School districts and townships cannot impose builder or “impact” fees as it is against the law. However, the property to build Oak Creek, Olentangy Meadows, Johnnycake Corners, Tyler Run, Liberty Tree, Glen Oak Elementary schools and Hyatts Middle School were all built on land donated by builders.
Enrollment growth does not cover the cost of a new school, and in most cases it doesn’t even cover the cost to educate the additional students. Enrollment growth comes from two sources – new home construction and existing homes. New homes built in our district provide some additional revenue. However, they also add children to educate. It cost the district $11,007 to educate each student last year; however, the median home in Olentangy provides about $6,071 of school revenue. Overall, new single family homes actually cost the district far more than the revenue they generate.
While both Olentangy Liberty and Olentangy Orange have similar enrollment numbers as they did before our fourth high school opened, they are not any larger. If Olentangy Berlin had not opened, each school’s enrollment would be significantly higher. This year, Olentangy Berlin High School’s enrollment is over 1300 students, which helps to reduce the congestion in the other three high schools. By the 2020-21 school year, high school populations should begin to even out among all four high schools. Redistricting plans were implemented with a long-term strategy in mind. Future capacity and growth were considered to allow the current boundary lines to support enrollment in the long-term in each high school.
Yes, every residential homeowner within the Olentangy boundaries pays the same school tax rate. Other taxes, such as library, EMS, fire and police, vary among the townships and municipalities.
The Facilities Committee projects that without these additional school buildings, Olentangy would have on average 5 extra students in EVERY elementary school classroom and 6 extra students in EVERY middle school classroom within ten years.
It may surprise you that new construction DOES NOT cover the school operating costs associated with the many students that come with new housing developments. The OLSD Facilities Committee projects enrollment will increase by more than 5,200 students during the next 10 years. It costs the district $11,007 to educate each student, yet taxes from new housing construction do not come close to cover the costs of educating them!

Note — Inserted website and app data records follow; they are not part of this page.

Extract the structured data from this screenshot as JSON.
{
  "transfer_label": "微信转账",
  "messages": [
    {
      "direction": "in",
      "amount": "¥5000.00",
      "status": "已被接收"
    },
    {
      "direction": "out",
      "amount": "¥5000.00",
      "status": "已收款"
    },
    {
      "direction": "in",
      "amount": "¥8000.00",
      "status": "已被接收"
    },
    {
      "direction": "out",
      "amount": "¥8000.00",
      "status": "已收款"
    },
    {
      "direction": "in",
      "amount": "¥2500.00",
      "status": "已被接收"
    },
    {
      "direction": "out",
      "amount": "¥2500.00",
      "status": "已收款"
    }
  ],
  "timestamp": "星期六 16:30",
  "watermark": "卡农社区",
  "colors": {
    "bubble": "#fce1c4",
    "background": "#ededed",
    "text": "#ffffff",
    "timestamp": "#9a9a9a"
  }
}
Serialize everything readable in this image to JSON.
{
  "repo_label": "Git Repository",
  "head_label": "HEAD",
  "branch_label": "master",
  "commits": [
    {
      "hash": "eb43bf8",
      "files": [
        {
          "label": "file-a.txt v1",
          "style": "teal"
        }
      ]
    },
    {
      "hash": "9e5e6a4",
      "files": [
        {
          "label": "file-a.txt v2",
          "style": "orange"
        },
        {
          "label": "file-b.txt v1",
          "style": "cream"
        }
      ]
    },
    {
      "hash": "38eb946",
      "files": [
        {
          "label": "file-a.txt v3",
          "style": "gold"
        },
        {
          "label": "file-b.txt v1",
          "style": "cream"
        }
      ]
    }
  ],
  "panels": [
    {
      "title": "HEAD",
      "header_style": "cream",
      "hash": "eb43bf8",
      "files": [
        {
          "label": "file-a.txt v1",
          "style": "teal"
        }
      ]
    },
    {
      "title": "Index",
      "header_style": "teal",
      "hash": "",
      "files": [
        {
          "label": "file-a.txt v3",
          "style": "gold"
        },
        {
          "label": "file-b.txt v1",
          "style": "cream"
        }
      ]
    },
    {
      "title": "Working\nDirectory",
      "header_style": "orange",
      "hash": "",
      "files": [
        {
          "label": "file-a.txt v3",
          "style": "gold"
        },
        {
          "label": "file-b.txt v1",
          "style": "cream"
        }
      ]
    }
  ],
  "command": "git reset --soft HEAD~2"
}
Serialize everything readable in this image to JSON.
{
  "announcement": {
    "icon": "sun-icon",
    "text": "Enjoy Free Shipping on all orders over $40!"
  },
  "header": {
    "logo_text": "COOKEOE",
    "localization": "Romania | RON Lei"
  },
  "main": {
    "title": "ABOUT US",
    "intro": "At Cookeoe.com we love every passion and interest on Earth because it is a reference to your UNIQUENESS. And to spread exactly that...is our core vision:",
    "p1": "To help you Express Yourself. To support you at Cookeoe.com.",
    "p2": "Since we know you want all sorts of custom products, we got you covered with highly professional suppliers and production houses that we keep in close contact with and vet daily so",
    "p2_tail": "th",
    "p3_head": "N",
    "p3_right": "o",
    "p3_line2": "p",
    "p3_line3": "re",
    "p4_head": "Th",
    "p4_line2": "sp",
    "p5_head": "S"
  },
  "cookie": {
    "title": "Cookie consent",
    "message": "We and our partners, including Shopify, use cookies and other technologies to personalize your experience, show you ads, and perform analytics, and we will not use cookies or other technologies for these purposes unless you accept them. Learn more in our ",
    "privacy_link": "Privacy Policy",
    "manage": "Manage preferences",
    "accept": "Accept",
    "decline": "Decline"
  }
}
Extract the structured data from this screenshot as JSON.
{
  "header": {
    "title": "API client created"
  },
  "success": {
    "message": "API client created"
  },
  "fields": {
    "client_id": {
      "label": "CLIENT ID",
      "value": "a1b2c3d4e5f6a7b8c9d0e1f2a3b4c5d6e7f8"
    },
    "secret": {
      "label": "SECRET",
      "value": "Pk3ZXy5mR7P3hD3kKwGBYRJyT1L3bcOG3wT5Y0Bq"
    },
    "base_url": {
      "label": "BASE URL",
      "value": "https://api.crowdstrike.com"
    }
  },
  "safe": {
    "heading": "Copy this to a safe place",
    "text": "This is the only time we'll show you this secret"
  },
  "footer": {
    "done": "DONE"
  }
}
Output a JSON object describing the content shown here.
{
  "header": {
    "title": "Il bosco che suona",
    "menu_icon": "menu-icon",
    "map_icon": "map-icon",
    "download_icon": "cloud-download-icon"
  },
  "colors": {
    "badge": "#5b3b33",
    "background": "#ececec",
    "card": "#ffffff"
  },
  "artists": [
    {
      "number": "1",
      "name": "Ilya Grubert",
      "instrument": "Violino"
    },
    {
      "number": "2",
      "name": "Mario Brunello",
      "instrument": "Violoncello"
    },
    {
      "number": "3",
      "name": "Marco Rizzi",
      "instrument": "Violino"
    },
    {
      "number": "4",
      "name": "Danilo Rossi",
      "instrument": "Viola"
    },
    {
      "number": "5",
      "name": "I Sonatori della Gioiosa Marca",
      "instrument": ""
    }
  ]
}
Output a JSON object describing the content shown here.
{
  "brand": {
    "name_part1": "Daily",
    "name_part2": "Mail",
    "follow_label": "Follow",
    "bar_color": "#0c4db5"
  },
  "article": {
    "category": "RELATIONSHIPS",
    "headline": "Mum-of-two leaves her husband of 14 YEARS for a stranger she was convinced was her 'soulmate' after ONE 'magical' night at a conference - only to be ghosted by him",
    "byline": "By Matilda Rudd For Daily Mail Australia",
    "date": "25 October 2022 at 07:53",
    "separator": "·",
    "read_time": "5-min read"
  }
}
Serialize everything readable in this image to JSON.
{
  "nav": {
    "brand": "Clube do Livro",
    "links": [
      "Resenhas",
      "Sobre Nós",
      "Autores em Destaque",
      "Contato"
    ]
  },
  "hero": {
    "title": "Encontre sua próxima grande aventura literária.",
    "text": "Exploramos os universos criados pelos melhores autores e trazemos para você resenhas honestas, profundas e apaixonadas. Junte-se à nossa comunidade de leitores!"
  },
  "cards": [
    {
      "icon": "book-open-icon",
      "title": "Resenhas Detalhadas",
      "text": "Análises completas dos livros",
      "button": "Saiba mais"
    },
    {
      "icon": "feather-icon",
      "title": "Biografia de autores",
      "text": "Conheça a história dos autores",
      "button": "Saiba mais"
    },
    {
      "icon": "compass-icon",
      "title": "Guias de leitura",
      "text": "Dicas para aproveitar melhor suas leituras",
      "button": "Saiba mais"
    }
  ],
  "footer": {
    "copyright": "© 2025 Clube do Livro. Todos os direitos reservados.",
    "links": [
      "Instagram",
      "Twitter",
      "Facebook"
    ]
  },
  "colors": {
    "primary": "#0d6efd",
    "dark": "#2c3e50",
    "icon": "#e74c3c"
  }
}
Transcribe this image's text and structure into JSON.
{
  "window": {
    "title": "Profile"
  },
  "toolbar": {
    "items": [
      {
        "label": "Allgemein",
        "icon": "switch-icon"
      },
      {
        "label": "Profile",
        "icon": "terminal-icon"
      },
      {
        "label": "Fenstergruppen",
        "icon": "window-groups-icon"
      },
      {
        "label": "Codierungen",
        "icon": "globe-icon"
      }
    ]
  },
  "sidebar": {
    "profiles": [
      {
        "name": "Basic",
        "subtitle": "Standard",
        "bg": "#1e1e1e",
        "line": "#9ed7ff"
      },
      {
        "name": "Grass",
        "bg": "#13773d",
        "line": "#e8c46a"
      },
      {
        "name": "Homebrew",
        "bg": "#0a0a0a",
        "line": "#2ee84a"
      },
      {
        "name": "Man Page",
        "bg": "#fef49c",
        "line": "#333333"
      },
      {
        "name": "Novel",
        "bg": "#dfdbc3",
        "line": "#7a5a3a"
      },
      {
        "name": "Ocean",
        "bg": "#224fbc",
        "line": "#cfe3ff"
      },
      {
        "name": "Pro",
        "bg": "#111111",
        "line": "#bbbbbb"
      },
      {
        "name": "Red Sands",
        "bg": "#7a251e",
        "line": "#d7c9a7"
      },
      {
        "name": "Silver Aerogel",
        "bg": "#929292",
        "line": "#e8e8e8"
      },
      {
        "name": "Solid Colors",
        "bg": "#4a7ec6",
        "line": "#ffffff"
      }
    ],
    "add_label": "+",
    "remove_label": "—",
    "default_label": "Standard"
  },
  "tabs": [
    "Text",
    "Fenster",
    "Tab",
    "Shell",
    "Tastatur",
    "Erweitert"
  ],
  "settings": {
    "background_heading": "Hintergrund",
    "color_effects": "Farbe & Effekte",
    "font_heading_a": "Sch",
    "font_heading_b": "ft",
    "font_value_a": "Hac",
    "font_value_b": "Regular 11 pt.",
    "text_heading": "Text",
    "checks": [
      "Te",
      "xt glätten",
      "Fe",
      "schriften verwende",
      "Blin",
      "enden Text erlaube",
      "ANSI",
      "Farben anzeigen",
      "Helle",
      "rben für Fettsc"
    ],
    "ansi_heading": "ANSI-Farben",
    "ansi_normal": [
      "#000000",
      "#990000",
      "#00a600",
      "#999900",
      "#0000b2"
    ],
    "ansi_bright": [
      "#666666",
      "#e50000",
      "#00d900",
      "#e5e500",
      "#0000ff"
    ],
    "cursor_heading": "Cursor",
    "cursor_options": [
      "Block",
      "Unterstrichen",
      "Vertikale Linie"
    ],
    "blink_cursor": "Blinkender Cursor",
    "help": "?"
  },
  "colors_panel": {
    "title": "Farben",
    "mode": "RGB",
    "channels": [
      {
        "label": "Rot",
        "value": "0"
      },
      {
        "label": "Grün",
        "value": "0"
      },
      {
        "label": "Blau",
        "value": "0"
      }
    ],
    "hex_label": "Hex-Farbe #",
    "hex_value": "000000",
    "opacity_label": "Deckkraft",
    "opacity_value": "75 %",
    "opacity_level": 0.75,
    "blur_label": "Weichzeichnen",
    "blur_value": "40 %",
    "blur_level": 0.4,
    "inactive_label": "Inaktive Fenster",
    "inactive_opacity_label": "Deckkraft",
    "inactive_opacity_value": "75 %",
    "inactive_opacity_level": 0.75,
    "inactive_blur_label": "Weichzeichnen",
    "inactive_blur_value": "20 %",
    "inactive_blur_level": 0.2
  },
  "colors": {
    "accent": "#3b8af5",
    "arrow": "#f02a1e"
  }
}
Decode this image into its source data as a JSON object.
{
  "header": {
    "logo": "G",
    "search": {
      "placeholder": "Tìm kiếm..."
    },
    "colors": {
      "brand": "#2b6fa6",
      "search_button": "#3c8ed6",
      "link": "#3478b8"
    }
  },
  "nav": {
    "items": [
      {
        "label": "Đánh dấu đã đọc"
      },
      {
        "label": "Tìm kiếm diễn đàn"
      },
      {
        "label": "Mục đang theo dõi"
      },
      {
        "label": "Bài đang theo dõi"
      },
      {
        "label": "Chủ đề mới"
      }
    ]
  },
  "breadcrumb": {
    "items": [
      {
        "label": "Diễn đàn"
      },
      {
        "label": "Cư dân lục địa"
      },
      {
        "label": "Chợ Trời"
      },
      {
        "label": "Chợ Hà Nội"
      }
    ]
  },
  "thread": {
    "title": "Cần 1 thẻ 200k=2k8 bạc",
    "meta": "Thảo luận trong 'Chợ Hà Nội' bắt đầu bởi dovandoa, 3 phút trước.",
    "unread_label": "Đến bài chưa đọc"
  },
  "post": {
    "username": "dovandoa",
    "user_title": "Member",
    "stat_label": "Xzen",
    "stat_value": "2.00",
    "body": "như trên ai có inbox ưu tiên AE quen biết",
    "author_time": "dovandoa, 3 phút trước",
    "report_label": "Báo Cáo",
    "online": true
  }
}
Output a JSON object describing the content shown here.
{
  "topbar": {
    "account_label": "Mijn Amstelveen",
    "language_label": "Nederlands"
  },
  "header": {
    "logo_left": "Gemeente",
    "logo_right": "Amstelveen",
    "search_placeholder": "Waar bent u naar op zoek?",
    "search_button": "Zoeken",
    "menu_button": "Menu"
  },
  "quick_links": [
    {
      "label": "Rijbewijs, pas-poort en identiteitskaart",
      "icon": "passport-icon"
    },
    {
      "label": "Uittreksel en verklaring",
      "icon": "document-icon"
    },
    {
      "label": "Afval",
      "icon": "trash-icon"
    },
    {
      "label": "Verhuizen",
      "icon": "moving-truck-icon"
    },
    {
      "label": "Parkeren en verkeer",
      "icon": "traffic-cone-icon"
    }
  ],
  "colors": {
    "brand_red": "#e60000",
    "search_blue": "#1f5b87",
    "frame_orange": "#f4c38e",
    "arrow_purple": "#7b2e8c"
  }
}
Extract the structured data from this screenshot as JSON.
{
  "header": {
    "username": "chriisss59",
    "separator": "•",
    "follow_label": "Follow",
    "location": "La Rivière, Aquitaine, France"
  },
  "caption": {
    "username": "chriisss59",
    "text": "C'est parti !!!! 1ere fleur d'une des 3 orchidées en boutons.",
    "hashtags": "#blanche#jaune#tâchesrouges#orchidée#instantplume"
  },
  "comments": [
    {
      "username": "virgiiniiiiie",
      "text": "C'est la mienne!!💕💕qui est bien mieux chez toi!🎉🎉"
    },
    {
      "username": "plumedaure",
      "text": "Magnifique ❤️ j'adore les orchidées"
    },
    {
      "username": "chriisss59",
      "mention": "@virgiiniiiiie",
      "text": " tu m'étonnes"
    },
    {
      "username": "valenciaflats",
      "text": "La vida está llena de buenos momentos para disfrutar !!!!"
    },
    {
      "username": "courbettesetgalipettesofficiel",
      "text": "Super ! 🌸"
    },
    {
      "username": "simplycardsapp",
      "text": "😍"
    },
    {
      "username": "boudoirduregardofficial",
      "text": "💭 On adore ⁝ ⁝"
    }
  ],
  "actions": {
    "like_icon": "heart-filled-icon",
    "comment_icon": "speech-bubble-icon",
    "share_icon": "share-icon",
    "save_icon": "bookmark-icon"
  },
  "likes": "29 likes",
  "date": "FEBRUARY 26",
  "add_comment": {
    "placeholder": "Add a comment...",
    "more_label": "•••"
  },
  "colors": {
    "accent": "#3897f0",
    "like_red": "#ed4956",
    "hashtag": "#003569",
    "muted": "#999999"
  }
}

When compared on a per-pupil basis, not only does Olentangy receive far less in state funding than the average public school district, it receives less than half of the $1,376 in per-pupil state funding that private schools receive.
Since the 2016 school issue, Olentangy has added more than 2,400 students to the district.